12 May 2008
An English weekend away...
JD and I went on a little mini-holiday this weekend. We packed the tent and our bikes and headed off for Sherwood Forest for some cycling in Nottinghamshire. The weather was hot, the new bicycle carrier for the car was working like a dream and the campsite had clean toilets. What more can you want. Saturday's cycling was perhaps not the most productive (we got lost at just about every junction) but it was good fun. Only 12.5km in total.
Sunday was a bit more fun. We drove to Edwinstowe and cycled around until we came to Clumber park. What a nightmare. On a sunny day, English people all get in their cars and drive to a big grassy park where they all park their cars, rent a bike and cycle no more than 200metres from their cars. We accidentally entered Clumber Park and I got really confused and wanted to leave as soon as possible. It was so busy, we could hardly cycle. And all you saw was half naked people on a big grass area next to their thousands of cars, pretending they were in the country side, surrounded by thousands of people, a visitors' centre, a chapel and bike hire shops. Really frighting experience. Of course we got lost again on our way to the exit and nearly run over by a few big 4x4 cars that were queuing up to get in to the park with their windows shut and air conditioning on full blast. AARRGGHH!
We finally managed to escape and when we arrived back in Edwinstowe, we stumbled across something wonderfully relaxing: a village cricket match on the cricket green. We sat down for 45 minutes and were mesmerised by the whole thing. So typically English. Relaxing, fun. Just lovely. The local butcher in the same team as the policeman and a couple of young boys thrown in for good measure. Wonderful end of a nice weekend.

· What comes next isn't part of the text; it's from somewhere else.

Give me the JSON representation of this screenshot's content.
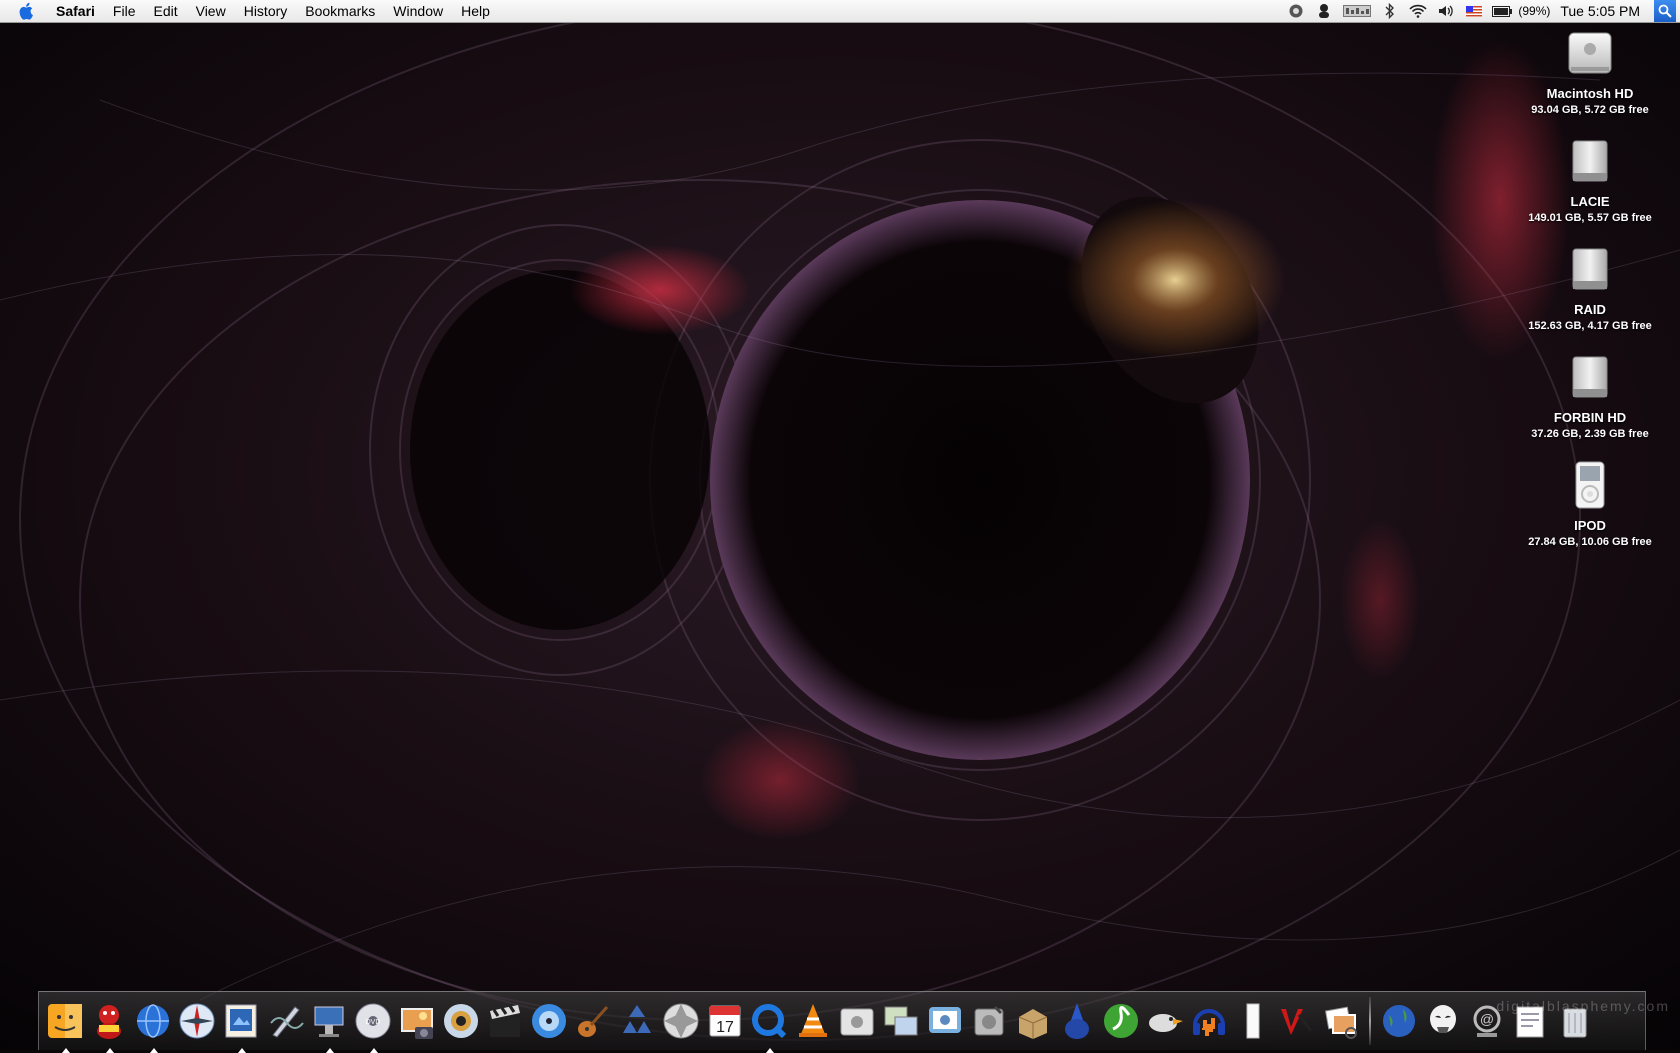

Let me make an observation here: cycling in England is shit. The network for cyclists is terrible, signposting of cycle routes is dismal. No wonder people don't cycle much in this country, for fun or as a commuter. It is dreadful. I know as a Dutch person, I have been spoilt by how well the roads cater for cyclists but even specially created cycle tracks have terrible signposting, meaning you really need a compass to make sure you know to turn left or right at every junction. In The Netherlands, on cycle paths, be they recreational or on 'commuter routes', the signs point towards towns and places, rather than, for example 'Blue Route' or 'Green Route'. This means that if you get lost on the way, you can always find your way again really easily by going in the general direction of the route you were following. Of course I understand that The Netherlands have so many cycle tracks anyway that there is rarely a need to create separate cycle routes for recreation. But even then, recreational routes are signposted clearly below the straightforward direction signs. (see picture)

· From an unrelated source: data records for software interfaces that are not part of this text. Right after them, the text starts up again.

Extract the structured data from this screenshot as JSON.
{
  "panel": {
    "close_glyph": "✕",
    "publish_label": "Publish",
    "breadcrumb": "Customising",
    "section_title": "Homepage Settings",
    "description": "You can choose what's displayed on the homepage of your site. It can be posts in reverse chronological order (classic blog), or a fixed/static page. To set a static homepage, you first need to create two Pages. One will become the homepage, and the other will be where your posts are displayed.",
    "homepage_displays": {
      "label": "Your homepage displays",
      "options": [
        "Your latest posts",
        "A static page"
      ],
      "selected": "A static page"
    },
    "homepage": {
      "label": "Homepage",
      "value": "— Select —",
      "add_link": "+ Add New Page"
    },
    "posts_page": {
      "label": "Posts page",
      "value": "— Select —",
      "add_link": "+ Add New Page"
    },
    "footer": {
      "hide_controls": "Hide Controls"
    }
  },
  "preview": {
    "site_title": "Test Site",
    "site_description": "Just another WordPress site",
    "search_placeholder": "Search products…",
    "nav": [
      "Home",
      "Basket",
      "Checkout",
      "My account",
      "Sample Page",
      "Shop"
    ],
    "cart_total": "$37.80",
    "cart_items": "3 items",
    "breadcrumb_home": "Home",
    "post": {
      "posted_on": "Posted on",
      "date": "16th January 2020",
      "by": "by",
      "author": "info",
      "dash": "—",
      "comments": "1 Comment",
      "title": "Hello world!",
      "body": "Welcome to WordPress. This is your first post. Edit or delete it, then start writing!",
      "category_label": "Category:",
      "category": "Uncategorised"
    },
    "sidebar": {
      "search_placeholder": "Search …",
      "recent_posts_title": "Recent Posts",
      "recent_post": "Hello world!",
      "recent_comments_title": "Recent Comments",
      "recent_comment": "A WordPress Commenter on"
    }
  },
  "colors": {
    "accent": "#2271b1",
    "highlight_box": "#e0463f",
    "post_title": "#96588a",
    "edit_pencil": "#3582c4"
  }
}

When you go cycling through the woods or countryside, you are presented at just about every junction with charming little 'toadstools' that tell you where to go. I love these and they are part of my childhood memories. They not only have the directions and distances marked on them but they also have a unique 5 digit number. These numbers are marked on the cycling maps and are very useful aid to checking your position.
How did Dutch cycling-directions become so organised? Well, it is all done by 1 organisation so the tourist-type routes are signposted by the same people responsible for signposting all the other routes hence everything fits together, all routes can be mixed & matched without any trouble and are easy to find. You can get on your bike on a Sunday without a map and with only a rough idea of where you want to go, you will be able to follow the signs and get where you want to be. (if you are interested, this site explains all about how wonderfully organised cycling in The Netherlands is)